(via polerin)



A friend and I were out with our kids when another family’s two-year-old came up. She began hugging my friend’s 18-month-old, following her around and smiling at her. My friend’s little girl looked like she wasn’t so sure she liked this, and at that moment the other little girl’s mom came up and got down on her little girl’s level to talk to her.

“Honey, can you listen to me for a moment? I’m glad you’ve found a new friend, but you need to make sure to look at her face to see if she likes it when you hug her. And if she doesn’t like it, you need to give her space. Okay?”

Two years old, and already her mother was teaching her about consent.

My daughter Sally likes to color on herself with markers. I tell her it’s her body, so it’s her choice. Sometimes she writes her name, sometimes she draws flowers or patterns. The other day I heard her talking to her brother, a marker in her hand.

“Bobby, do you mind if I color on your leg?”

Bobby smiled and moved himself closer to his sister. She began drawing a pattern on his leg with a marker while he watched, fascinated. Later, she began coloring on the sole of his foot. After each stoke, he pulled his foot back, laughing. I looked over to see what was causing the commotion, and Sally turned to me.

“He doesn’t mind if I do this,” she explained, “he is only moving his foot because it tickles. He thinks its funny.” And she was right. Already Bobby had extended his foot to her again, smiling as he did so.

What I find really fascinating about these two anecdotes is that they both deal with the consent of children not yet old enough to communicate verbally. In both stories, the older child must read the consent of the younger child through nonverbal cues. And even then, consent is not this ambiguous thing that is difficult to understand.

Teaching consent is ongoing, but it starts when children are very young. It involves both teaching children to pay attention to and respect others’ consent (or lack thereof) and teaching children that they should expect their own bodies and their own space to be respected—even by their parents and other relatives.

And if children of two or four can be expected to read the nonverbal cues and expressions of children not yet old enough to talk in order to assess whether there is consent, what excuse do full grown adults have?
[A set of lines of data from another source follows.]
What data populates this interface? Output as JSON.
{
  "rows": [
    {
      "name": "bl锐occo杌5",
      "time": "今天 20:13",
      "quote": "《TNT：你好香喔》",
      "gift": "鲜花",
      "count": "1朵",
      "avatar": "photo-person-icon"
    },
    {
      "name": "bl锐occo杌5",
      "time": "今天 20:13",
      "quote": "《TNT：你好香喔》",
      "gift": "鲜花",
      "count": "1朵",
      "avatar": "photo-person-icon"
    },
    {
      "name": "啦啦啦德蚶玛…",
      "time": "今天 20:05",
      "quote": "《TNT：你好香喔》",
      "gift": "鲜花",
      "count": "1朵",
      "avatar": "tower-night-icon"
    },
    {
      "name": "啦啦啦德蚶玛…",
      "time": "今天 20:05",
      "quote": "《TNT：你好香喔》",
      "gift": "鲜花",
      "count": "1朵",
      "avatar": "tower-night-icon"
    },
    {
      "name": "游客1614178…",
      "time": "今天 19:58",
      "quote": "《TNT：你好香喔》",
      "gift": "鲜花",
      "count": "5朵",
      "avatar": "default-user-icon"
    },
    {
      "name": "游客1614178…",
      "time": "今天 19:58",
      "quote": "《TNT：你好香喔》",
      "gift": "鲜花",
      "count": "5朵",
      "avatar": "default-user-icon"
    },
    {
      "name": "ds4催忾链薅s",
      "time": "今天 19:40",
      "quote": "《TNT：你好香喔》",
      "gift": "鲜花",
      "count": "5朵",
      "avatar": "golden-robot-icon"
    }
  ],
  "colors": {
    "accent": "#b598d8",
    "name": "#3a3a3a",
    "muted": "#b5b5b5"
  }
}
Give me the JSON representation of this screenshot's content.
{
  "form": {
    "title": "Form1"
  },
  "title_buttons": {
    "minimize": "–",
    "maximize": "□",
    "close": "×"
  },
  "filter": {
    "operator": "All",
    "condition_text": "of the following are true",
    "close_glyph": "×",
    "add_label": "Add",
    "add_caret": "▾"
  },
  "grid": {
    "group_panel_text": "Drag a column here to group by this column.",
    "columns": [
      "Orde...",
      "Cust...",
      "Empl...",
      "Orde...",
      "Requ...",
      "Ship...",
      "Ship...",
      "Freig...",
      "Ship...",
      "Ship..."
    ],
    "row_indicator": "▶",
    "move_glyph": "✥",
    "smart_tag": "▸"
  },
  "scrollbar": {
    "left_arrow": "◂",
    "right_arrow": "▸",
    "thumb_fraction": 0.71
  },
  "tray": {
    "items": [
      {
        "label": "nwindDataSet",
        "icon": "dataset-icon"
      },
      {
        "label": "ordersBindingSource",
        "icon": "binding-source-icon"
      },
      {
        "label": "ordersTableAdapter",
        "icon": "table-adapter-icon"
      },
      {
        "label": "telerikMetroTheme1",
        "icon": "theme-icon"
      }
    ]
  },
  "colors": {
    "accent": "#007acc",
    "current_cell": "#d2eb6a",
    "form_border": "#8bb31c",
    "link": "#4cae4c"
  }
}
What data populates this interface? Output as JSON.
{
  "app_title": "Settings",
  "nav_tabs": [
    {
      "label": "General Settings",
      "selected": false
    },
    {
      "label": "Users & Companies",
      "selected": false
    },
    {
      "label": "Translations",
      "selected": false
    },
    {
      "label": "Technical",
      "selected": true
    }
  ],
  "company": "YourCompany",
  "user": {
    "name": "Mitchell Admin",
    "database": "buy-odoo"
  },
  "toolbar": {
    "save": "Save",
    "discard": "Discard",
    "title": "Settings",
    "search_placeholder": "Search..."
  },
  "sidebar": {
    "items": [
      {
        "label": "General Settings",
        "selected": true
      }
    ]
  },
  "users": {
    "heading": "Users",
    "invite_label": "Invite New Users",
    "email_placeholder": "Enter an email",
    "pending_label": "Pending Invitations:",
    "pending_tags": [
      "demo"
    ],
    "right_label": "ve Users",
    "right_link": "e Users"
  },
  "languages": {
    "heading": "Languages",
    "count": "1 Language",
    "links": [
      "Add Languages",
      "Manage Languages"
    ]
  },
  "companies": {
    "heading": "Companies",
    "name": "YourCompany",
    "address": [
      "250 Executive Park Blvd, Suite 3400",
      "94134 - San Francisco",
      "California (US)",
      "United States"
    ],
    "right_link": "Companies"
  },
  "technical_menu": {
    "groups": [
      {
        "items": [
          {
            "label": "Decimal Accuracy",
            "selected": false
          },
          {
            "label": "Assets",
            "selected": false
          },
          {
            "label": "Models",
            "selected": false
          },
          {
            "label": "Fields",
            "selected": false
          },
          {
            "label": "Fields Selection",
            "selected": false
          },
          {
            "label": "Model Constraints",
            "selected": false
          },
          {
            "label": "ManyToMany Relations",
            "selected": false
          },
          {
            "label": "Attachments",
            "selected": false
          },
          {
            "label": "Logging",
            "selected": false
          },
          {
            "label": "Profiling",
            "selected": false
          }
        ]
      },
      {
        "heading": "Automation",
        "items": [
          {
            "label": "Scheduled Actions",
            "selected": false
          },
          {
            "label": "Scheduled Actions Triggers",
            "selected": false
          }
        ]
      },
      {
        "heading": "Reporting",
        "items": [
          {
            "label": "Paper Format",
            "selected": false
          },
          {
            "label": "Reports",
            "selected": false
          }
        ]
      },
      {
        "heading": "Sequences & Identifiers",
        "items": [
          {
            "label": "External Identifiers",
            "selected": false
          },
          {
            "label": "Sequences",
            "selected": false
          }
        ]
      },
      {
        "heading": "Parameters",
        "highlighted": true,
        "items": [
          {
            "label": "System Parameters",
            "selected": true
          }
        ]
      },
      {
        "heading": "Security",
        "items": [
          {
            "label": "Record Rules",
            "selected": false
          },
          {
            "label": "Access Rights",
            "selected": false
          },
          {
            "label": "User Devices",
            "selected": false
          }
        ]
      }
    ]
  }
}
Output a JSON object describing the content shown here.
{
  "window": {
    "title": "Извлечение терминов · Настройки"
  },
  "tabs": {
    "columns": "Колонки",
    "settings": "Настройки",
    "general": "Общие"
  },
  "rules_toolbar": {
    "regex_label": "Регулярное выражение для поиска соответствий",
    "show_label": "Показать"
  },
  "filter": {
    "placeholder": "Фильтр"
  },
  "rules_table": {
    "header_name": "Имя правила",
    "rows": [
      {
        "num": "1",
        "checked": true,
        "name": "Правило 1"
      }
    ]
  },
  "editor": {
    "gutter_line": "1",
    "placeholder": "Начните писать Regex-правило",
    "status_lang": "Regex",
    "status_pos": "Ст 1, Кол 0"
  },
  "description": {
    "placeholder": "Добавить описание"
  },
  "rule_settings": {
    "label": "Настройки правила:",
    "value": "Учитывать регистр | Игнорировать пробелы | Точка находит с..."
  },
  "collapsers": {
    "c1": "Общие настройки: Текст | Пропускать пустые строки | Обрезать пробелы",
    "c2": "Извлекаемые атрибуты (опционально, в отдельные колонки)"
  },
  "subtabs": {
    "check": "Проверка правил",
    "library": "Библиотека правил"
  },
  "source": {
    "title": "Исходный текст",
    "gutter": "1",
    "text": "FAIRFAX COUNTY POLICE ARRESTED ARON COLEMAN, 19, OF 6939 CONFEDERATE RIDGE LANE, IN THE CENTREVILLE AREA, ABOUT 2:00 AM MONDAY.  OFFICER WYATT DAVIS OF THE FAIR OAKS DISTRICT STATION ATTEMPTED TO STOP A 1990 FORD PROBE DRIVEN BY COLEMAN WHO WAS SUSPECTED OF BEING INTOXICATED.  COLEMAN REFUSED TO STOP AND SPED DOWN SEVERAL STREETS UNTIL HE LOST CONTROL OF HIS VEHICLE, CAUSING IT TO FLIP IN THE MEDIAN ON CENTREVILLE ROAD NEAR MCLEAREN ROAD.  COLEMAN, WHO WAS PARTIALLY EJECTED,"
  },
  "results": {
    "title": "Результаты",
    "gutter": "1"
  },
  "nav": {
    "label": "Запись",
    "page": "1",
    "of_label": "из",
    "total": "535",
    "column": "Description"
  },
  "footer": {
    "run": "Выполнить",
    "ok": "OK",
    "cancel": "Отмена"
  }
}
I try to do this every day I go to nursery and gosh it makes me so happy to see it done elsewhere.